  • Know the symptoms of breast cancer and conduct self-check regularly.
  • Lead a healthy lifestyle.
  • Limit alcohol intake.
  • Maintain a healthy weight -> clear link between obesity and breast cancer.
  • Avoid long-term hormone therapy.
  • Be physically active.
  • Eat foods high in fibre such as fresh fruits, vegetables and whole grains.
  • Consume more olive oil as oleic acid, the main component of olive oil, appears to suppress the action of some cancer related genes in breast cancer.
  • See a doctor immediately when you notice changes in your breasts.
How can you detect changes in your breasts?

Breast changes can be detected via:
• mammography (breast X-ray)
• clinical breast examination
• breast self-examination (do BSE one week after your period, when the breasts are less tender and lumpy. If you
no longer have your period, choose a day that you will remember each month.)


Age 20-39
Age 40-49
Age 50 and above
Mammography
-

(once a year)

(once every 2 years)
Clinical breast examination
-
Self-check once a month


Do you have it?

According to the American Cancer Society, any of the following unusual changes in the breast can be a symptom of breast cancer:
  • swelling of all or part of the breast
  • skin irritation or dimpling
  • breast pain
  • nipple pain or nipple turning inward
  • redness, scaliness, or thickening of the nipple or breast skin
  • a nipple discharge other than breast milk
  • a lump in the underarm area
*You may not feel any pain for any of these changes. Most lumps and changes are not cancerous. However, you should still see a doctor immediately if you experience any of these symptoms.

Source: www.hpb.gov.sg, www.nuh.com.sg, www.breastcancer.org

Saturday, October 03, 2009

RISK FACTORS FOR CARDIOVASCULAR DISEASE
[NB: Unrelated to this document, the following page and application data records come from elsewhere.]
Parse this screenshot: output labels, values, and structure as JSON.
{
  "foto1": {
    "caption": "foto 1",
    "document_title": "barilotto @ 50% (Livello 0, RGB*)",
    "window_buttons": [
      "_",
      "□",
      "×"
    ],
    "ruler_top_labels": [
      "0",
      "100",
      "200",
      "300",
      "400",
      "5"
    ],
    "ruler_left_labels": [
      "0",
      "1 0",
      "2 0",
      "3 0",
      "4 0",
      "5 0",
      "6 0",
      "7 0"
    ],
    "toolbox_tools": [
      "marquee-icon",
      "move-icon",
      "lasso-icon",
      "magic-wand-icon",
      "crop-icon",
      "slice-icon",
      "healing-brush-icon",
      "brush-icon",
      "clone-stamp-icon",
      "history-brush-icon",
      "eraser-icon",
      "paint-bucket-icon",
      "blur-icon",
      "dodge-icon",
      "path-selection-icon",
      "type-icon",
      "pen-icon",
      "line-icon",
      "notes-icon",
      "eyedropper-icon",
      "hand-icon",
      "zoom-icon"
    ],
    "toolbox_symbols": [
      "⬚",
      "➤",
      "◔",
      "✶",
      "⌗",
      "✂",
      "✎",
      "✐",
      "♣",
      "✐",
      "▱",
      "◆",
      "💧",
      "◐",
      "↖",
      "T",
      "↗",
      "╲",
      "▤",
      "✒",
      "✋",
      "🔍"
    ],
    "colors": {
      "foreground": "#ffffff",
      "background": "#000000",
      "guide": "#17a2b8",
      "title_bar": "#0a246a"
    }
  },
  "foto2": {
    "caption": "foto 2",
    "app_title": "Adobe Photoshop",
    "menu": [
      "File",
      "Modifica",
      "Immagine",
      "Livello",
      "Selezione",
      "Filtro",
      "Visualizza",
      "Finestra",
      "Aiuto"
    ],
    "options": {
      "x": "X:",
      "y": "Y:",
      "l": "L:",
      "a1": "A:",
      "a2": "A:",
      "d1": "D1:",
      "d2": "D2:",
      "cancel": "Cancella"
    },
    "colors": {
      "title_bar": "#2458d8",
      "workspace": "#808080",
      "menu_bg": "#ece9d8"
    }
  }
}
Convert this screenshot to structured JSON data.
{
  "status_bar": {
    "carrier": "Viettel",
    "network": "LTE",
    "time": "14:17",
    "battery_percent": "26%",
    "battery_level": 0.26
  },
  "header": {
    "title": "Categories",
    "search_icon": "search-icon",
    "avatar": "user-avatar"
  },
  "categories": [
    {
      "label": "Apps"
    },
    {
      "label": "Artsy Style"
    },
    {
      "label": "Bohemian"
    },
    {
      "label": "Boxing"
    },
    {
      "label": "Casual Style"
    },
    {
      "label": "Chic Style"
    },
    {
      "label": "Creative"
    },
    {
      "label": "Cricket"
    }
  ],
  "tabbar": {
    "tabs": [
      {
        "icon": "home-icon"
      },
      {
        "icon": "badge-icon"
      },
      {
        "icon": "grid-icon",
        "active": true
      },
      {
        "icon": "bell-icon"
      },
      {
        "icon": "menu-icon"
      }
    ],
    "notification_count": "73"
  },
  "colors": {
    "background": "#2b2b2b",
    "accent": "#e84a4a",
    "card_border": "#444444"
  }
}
Food you should avoid:
Fats
  • Fats to avoid: food high in saturated and trans fats such as animal products (fatty meat, cheese, butter), vegetable fats (cocoa butter, coconut oil, palm oil), fast food, processed food (pastries, cakes, biscuits, potato chips)
  • Beneficial fats (should still be eaten in moderation): food high in polyunsaturated (omega 3 & 6 fatty acids) and monounsaturated fats such as nuts (almonds, cashew, hazelnuts), grains, seeds (sunflower seed, sesame), vegetable oil (corn, soybean, sunflower), oily fish (sardine, salmon, tuna, codfish), avocados, olive oil, canola oil, peanut oil, sesame oil
Sodium
  • A diet high in sodium increases risk of hypertension, a risk factor for cardiovascular disease.
  • Not only found in salt (also contained in soy sauce, tomato sauce, chilli sauce, oyster sauce etc.), but also in monosodium glutamate (MSG), baking soda and baking powder.
Alcohol
  • Drinking in moderation protects your heart, but too much increases risk of cardiovascular disease.
Beneficial food:
Fruits and vegetables
  • A diet high in fresh fruits and vegetables protects your heart.
Wholegrain cereals
  • Whole grains contain folic acid, B vitamins and fibre, all of which are important protectors against heart disease. Processed grains like that used to make white bread and pasta do not have the same benefits as wholegrain cereals.
Fish
  • In countries where fish consumption is high there is a reduced risk of death from all causes as well as cardiovascular mortality.
Nuts
  • Eating nuts regularly is associated with decreased risk of coronary heart disease.
Soy
  • In a study of people without any heart disease, eating 47g of soy protein a day led to a 9% drop in total cholesterol and a 13% reduction in LDL cholesterol.